Jean-Bertrand Aristide, a radical Roman Catholic priest and opponent of the dictatorship of Jean-Claude Duvalier, is elected president of Haiti in a landslide victory. It was the first free election in Haiti’s history. However, less than one year later, in September 1991, Aristide was deposed in a bloody military coup. He escaped to exile, and a three-man junta took power.
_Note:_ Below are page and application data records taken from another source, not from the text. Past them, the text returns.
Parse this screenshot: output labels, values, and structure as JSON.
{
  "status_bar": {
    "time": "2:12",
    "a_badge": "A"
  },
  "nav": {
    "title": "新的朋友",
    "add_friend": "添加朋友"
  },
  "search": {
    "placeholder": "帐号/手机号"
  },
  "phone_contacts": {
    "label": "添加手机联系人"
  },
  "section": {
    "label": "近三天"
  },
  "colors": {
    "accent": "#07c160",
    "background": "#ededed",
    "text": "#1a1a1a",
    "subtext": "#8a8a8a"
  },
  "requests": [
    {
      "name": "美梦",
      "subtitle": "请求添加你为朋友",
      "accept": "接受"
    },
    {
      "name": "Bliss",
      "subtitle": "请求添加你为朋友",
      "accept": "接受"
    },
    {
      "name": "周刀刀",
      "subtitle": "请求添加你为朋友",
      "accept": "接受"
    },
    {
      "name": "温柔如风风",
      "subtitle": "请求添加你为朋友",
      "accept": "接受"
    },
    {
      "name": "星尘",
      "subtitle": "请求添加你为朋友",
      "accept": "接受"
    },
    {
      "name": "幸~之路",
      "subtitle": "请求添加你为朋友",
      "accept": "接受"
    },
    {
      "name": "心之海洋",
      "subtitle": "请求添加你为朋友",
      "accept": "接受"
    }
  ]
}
In 1994, reacting to evidence of atrocities committed by Haiti’s military dictators, the United Nations authorized the use of force to restore Aristide. On September 18, the eve of the American invasion, a diplomatic delegation led by former U.S. President Jimmy Carter brokered a last-minute agreement with Haiti’s military to give up power. Bloodshed was prevented, and on September 19, 1994, 20,000 U.S. troops landed unopposed to oversee Haiti’s transition to democracy. In October, Aristide returned and served as president until the expiration of his term in 1996. He was succeeded by his close friend and handpicked successor Rene Preval, who was elected president in a landslide victory the previous year. In 2000, Aristide was again elected Haitian president in an election marked by violence and corruption.